Soybean futures were caught in the general downdraft early Friday morning despite supportive news from overseas. For example, Indian soybean futures hit contract highs overnight, while Asian palm oil prices posted a two-week high. There was also talk of tight soymeal supplies in China. Thus, the soy complex declines seen Thursday night might be quickly reversed Friday. May soybeans lost 0.75 cents to $14.2275/bushel early Friday morning, while May soyoil skidded 0.31 cents to 49.46 cents/pound, whereas May soybean meal added $0.1 to $414.4/ton.
The wheat markets were generally weak Friday morning after having surged Thursday. There seemed to be little news other than of a sizeable South Korean purchase, which probably prompted a good bit of profit-taking in the wake of the big Thursday advance. Traders may be wary of holding positions through next week, when the Wheat Quality Council tour of Kansas wheat fields takes place. May CBOT wheat futures dipped 4.5 cents to $6.9675/bushel in pre-dawn Friday trading, while May KCBT wheat lost 1.25 cents to $7.625, but May MGE futures gained 2.25 cents to $8.255.

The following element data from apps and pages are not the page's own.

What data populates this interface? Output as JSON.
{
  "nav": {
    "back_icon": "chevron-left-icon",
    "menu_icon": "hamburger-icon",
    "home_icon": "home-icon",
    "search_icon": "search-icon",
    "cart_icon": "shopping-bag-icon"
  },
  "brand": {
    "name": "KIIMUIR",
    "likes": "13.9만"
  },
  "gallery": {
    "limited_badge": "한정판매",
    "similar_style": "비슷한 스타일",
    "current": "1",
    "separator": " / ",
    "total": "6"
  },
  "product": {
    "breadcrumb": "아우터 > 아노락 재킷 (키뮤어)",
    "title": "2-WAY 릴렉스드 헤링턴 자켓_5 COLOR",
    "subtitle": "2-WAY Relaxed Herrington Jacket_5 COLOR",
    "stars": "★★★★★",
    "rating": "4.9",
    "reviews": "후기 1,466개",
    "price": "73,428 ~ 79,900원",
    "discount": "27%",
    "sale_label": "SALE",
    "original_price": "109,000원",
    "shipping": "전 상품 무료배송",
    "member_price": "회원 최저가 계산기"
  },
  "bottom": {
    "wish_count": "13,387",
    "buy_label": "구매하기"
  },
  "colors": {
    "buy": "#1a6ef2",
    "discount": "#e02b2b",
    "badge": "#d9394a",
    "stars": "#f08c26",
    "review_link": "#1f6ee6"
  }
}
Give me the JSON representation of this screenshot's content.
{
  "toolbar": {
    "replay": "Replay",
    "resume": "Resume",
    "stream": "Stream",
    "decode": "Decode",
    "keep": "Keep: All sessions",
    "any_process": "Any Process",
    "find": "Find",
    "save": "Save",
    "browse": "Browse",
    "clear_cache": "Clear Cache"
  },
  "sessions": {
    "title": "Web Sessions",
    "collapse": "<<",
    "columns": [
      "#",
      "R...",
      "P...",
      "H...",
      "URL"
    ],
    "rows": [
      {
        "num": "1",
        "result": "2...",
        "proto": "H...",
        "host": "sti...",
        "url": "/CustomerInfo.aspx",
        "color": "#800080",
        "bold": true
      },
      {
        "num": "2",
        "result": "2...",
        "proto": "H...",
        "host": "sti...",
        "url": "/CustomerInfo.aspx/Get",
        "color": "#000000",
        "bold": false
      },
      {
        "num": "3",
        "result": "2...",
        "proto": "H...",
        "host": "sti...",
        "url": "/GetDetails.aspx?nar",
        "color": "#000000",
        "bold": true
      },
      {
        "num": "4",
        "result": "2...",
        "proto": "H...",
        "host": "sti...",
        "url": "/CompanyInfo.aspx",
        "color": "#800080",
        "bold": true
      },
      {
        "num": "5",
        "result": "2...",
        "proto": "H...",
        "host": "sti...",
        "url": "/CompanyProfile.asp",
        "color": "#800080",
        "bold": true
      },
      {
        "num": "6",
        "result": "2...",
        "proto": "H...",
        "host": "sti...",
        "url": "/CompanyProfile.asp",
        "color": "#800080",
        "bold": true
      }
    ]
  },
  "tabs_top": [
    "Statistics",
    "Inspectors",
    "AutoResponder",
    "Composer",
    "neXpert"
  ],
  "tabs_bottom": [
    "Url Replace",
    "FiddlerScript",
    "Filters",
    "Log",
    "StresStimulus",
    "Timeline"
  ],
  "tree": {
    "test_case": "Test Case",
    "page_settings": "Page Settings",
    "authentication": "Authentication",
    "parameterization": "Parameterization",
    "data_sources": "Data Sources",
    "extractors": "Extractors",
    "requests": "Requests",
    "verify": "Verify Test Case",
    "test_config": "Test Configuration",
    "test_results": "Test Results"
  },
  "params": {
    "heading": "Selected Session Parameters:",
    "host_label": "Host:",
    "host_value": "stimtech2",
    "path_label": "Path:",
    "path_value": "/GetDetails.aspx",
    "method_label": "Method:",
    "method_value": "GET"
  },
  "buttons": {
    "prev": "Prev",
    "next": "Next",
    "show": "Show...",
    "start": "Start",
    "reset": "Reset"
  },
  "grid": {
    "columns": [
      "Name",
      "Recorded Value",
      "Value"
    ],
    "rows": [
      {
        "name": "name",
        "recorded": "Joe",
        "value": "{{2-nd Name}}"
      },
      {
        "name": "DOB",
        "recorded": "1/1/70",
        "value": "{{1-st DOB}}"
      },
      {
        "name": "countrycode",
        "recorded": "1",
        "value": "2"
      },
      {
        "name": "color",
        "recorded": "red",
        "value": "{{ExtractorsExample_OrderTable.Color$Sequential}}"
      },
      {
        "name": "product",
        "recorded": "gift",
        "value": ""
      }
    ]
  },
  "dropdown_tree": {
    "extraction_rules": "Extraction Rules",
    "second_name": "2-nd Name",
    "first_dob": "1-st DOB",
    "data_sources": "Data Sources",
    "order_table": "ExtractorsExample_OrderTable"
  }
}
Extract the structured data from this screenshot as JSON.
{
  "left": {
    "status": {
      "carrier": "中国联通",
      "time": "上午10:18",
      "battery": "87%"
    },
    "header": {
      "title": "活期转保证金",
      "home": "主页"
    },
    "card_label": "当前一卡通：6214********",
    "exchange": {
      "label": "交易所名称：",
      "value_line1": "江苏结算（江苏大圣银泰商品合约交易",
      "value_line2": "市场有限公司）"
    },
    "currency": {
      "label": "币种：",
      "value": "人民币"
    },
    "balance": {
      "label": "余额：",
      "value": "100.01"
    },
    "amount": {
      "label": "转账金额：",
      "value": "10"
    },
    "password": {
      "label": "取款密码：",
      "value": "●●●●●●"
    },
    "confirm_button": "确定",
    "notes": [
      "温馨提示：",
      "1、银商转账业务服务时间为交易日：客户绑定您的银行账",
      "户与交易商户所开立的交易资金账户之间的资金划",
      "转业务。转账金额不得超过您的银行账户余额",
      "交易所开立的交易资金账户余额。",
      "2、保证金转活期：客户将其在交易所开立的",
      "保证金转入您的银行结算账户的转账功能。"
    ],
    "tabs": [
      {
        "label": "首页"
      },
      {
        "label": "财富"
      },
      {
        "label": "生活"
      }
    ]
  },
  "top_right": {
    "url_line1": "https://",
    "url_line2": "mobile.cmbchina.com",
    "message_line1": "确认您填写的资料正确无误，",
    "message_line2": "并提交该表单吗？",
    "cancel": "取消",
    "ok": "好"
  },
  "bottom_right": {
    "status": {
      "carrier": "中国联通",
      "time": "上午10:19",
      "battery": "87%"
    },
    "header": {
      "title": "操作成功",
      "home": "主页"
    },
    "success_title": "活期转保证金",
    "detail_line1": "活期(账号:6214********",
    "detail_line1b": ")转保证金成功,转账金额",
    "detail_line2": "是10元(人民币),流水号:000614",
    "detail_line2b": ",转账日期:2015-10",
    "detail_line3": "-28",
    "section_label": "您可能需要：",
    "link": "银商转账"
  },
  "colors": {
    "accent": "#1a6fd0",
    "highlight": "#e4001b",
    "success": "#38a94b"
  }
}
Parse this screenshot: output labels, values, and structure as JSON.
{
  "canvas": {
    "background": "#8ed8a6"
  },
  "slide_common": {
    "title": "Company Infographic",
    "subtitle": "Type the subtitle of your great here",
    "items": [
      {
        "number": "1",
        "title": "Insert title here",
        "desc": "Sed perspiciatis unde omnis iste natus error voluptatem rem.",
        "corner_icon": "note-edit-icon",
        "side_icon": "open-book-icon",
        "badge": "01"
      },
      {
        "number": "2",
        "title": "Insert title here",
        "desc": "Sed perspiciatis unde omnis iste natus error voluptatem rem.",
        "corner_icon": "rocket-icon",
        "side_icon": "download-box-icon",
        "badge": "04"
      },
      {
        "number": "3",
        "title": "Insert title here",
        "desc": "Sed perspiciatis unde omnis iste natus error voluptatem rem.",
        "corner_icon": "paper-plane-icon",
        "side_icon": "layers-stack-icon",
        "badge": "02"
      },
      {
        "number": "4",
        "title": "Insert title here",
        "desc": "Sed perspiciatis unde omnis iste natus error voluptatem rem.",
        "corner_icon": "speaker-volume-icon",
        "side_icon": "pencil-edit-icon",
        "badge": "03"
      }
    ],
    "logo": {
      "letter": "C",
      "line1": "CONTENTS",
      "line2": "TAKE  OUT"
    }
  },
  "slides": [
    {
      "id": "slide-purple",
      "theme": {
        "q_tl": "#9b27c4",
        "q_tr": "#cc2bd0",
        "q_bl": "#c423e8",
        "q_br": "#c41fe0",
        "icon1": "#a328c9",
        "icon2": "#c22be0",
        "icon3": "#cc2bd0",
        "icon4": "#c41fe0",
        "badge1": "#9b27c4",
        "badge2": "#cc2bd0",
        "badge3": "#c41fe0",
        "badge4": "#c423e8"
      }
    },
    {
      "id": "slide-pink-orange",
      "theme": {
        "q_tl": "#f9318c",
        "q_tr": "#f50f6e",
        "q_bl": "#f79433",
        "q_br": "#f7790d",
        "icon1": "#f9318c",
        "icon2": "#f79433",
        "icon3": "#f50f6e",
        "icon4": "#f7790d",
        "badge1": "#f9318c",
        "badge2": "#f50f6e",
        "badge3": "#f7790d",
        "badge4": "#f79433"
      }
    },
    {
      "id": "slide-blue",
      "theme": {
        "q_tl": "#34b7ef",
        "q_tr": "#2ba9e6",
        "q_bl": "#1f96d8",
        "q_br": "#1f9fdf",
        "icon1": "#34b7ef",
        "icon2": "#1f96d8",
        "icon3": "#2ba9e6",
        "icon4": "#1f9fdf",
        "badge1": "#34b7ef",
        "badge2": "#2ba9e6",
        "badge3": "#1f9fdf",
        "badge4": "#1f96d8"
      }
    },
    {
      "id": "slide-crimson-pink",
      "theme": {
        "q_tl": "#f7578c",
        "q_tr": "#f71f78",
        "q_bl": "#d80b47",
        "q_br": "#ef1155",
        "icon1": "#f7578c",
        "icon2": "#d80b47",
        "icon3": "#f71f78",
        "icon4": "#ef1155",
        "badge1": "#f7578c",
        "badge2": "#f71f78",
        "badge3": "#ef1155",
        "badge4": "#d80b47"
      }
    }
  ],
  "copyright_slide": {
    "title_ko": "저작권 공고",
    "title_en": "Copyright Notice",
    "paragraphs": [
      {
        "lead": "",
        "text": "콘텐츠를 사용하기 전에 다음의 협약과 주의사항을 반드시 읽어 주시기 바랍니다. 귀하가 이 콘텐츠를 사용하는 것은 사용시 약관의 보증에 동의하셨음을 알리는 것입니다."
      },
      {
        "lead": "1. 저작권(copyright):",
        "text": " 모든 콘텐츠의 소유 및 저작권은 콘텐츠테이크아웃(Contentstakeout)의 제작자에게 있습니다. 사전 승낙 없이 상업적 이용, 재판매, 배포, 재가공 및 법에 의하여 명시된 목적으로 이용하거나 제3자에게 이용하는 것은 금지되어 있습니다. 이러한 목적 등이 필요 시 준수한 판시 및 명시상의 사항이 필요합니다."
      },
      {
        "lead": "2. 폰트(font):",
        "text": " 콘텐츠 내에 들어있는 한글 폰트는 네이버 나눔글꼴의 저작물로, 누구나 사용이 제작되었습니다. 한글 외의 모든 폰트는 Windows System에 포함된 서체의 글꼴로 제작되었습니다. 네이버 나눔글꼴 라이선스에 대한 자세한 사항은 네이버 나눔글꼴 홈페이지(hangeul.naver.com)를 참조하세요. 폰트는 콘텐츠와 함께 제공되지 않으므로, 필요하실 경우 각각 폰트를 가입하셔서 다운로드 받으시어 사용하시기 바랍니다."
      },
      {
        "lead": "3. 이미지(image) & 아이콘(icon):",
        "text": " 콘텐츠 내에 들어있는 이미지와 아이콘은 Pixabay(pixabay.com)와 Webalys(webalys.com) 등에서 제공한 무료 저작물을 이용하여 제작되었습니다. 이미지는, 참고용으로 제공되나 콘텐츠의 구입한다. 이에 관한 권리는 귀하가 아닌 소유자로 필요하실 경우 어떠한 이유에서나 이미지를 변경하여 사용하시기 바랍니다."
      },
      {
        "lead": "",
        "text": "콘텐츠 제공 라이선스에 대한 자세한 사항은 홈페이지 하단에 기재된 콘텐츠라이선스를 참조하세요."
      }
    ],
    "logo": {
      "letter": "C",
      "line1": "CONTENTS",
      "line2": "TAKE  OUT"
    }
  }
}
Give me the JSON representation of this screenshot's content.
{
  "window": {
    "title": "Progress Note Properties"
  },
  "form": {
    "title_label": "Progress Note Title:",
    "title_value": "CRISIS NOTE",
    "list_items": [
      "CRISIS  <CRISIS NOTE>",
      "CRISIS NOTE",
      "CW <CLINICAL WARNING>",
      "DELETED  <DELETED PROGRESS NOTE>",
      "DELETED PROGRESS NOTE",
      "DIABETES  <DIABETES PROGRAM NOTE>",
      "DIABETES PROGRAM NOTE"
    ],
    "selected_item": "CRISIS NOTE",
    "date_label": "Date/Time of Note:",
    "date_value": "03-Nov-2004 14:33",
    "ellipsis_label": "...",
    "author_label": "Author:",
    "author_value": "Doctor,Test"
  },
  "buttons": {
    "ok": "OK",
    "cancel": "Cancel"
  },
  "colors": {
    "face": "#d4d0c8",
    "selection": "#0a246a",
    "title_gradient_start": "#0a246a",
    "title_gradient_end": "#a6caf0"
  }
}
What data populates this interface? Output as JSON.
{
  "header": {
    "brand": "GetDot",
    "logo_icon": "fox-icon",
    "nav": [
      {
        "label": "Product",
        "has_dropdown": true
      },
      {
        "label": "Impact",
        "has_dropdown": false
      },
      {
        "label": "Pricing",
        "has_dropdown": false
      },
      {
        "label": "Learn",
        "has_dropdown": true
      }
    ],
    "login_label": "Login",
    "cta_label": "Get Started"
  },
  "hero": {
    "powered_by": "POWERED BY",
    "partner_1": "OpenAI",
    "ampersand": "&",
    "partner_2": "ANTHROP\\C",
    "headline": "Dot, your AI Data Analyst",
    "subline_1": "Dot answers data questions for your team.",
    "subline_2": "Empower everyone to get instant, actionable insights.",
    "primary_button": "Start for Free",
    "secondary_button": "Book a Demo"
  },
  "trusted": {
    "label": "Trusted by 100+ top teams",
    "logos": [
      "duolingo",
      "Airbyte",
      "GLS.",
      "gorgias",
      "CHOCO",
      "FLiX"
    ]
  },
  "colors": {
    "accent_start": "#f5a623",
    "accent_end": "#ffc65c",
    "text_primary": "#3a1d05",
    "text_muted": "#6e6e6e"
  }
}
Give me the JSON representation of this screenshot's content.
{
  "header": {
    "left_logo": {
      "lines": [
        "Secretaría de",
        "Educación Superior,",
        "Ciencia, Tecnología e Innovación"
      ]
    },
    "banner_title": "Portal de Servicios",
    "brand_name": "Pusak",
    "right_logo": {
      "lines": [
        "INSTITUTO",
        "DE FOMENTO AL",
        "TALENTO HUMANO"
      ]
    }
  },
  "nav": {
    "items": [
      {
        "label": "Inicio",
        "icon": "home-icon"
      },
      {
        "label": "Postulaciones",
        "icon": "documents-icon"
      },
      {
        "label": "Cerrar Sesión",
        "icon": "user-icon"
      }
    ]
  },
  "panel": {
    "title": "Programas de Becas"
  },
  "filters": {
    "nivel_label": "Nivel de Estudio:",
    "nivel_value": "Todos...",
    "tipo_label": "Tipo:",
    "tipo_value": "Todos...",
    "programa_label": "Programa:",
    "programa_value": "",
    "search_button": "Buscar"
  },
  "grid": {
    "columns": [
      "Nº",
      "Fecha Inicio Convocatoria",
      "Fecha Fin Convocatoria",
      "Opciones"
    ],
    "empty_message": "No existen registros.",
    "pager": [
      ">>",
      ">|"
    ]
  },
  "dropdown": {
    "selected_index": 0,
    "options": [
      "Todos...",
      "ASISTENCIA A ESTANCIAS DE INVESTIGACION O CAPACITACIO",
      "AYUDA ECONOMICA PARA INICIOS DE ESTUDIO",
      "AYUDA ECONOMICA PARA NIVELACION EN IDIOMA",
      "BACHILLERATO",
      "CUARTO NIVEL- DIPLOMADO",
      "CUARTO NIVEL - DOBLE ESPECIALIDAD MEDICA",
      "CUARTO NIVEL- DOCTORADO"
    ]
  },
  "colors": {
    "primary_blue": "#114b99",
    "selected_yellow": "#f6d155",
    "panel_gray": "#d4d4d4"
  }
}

Cattle futures advanced again in overnight trading as the industry anticipates higher cash prices today and possibly in early May as well. Ultimately, prospects for resurgent consumer demand in the wake of a dismal late winter-early spring season are encouraging optimism about the short-term outlook. June cattle climbed 0.20 cents to 123.10 cents/pound in early-Friday electronic trading, while December edged up 0.05 cents to 128.27. May feeder cattle futures gained 0.15 cents to 142.35 cents/pound, and August added 0.15 cents to 152.30.
The hog market also climbed modestly in early Friday morning trading. That was hardly surprising in the wake of the Thursday afternoon reports. Not only did cash prices increase sharply, substantial gains in pork loin and belly values boosted pork cutout significantly. The industry clearly expects much more of the same during the days and weeks ahead. May hog futures inched 0.02 cents higher to 89.00 cents/pound overnight, while the June contract added 0.15 cents to 91.97.
Cotton futures built upon their modest Thursday rebound overnight in spite of a general lack of news. Traders seemed to continue reacting to the robust result of the weekly Export Sales report, since the latest total topped comparable week-ago and four-week average levels by 13% and 46%, respectively. It was rather impressive to see cotton prices rise significantly despite the general market decline suffered in the early hours of Friday morning. Of course, cotton is rather depressed after having declined over 10% from its mid-March high. July cotton gained 0.67 cents to 83.90 cents/pound early Friday morning, while December rose 0.40 cents to 83.68.